But we are not a Christian nation. If we were, we shouldn’t have a pledge of allegiance. Our pledge of allegiance should be our constant prayers to God. He is the only one we should be pledging our allegiance to, anyway. 

So you want to be a Christian nation?

Step One: Rewrite the Bill of Rights
Step Two: Find a monetary system that does not cause us to put our money before God.
Step Three: Remove “In God We Trust” from our currency- unless you really are trusting God.
Step Four: Get rid of the Pledge of Allegiance [from “So You Want to be a Christian Nation? Part Two“]

Uh, now it’s me again.  Still on the subject of the phrase “under God” in the pledge…what really irks me about this phrase is that it automatically assumes the US, our “one nation” is God-approved.

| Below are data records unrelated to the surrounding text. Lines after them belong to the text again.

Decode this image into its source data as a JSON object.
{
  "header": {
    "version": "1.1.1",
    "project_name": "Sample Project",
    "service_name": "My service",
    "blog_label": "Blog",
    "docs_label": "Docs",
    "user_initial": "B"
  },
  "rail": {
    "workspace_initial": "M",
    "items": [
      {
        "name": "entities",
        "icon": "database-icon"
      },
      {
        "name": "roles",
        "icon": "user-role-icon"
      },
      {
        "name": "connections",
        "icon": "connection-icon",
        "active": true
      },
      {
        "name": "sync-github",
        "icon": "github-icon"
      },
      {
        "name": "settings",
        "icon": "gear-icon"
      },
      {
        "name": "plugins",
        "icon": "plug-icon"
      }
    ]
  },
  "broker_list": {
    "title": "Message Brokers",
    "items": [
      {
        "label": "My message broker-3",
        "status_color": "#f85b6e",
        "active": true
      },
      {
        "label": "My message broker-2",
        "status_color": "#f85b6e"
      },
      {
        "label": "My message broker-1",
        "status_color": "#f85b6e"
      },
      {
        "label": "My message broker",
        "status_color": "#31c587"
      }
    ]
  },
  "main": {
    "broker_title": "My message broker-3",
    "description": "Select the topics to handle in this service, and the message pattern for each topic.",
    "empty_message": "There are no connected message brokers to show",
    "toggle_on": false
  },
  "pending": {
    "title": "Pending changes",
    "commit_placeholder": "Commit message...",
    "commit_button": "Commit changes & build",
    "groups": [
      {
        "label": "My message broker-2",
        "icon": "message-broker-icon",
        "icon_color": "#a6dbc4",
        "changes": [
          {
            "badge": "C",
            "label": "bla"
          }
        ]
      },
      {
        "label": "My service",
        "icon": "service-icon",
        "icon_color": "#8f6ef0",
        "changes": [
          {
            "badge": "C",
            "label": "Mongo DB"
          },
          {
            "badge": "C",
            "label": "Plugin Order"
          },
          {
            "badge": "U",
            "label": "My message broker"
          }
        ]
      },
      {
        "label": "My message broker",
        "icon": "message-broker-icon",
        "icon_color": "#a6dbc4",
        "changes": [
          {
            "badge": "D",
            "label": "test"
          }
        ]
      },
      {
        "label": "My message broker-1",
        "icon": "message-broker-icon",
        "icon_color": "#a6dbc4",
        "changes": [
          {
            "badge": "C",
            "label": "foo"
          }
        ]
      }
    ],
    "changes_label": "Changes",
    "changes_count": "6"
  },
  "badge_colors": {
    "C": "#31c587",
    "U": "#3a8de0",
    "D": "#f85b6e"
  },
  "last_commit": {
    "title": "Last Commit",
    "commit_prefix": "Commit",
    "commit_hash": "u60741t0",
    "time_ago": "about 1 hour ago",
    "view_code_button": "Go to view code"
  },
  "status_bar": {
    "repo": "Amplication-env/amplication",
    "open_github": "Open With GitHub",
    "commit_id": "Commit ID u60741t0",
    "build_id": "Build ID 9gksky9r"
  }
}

If WE are “one nation under God” and your country ISN’T, then yeah, it’s “logical” to make the leap to say that the war in Iraq is a holy mission and we’re on the right side of it. [GIBSON: You said recently, in your old church, “Our national leaders are sending U.S. soldiers on a task that is from God.” Are we fighting a holy war? PALIN: You know, I don’t know if that was my exact quote. GIBSON: Exact words.] It’s a really scary place to be, assuming that God likes us better and is on our side because we go to Christian churches.

Ahhhhh.

April 28, 2009

An executive’s salary for working with paper
beats the wage in a metal shop operating shears
which beats what a gardener earns arranging stone.

But the pay for a surgeon’s use of scissors
is larger than that of a heavy equipment driver removing stone
which in turn beats a secretary’s cheque for handling paper.

And, a geologist’s hours with stone
nets more than a teacher’s with paper
and definitely beats someone’s time in a garment factory with scissors.

In addition: to manufacture paper
you need stone to extract metal to fabricate scissors
to cut the product to size.
To make scissors you must have paper to write out the specs
and a whetstone to sharpen the new edges.
Creating gravel, you require the scissor-blades of the crusher
and lots of order forms and invoices at the office.

Thus I believe there is a connection
between things
and not at all like the hierarchy of winners
of a child’s game.
When a man starts insisting
he should be paid more than me
because he’s more important to the task at hand,
I keep seeing how the whole process collapses
if almost any one of us is missing.
When a woman claims she deserves more money
because she went to school longer,
I remember the taxes I paid to support her education.
Should she benefit twice?
Then there’s the guy who demands extra
because he has so much seniority
and understands his work so well
he has ceased to care, does as little as possible,
or refuses to master the latest techniques
the new-hires are required to know.
Even if he’s helpful and somehow still curious
after his many years—

Without a machine to precisely measure
how much sweat we each provide
or a contraption hooked up to electrodes in the brain
to record the amount we think,
my getting less than him
and more than her
makes no sense to me.
Surely whatever we do at the job
for our eight hours—as long as it contributes—
has to be worth the same.

And if anyone mentions
this is a nice idea but isn’t possible,
consider what we have now:
everybody dissatisfied, continually grumbling and disputing.
No, I’m afraid it’s the wage system that doesn’t function
except it goes on
and will
until we set to work to stop it

with paper, with scissors, and with stone. 

[“Paper, Scissors, Stone” by Tom Wayman from The Face of Jack Munro. © Harbour, 1986]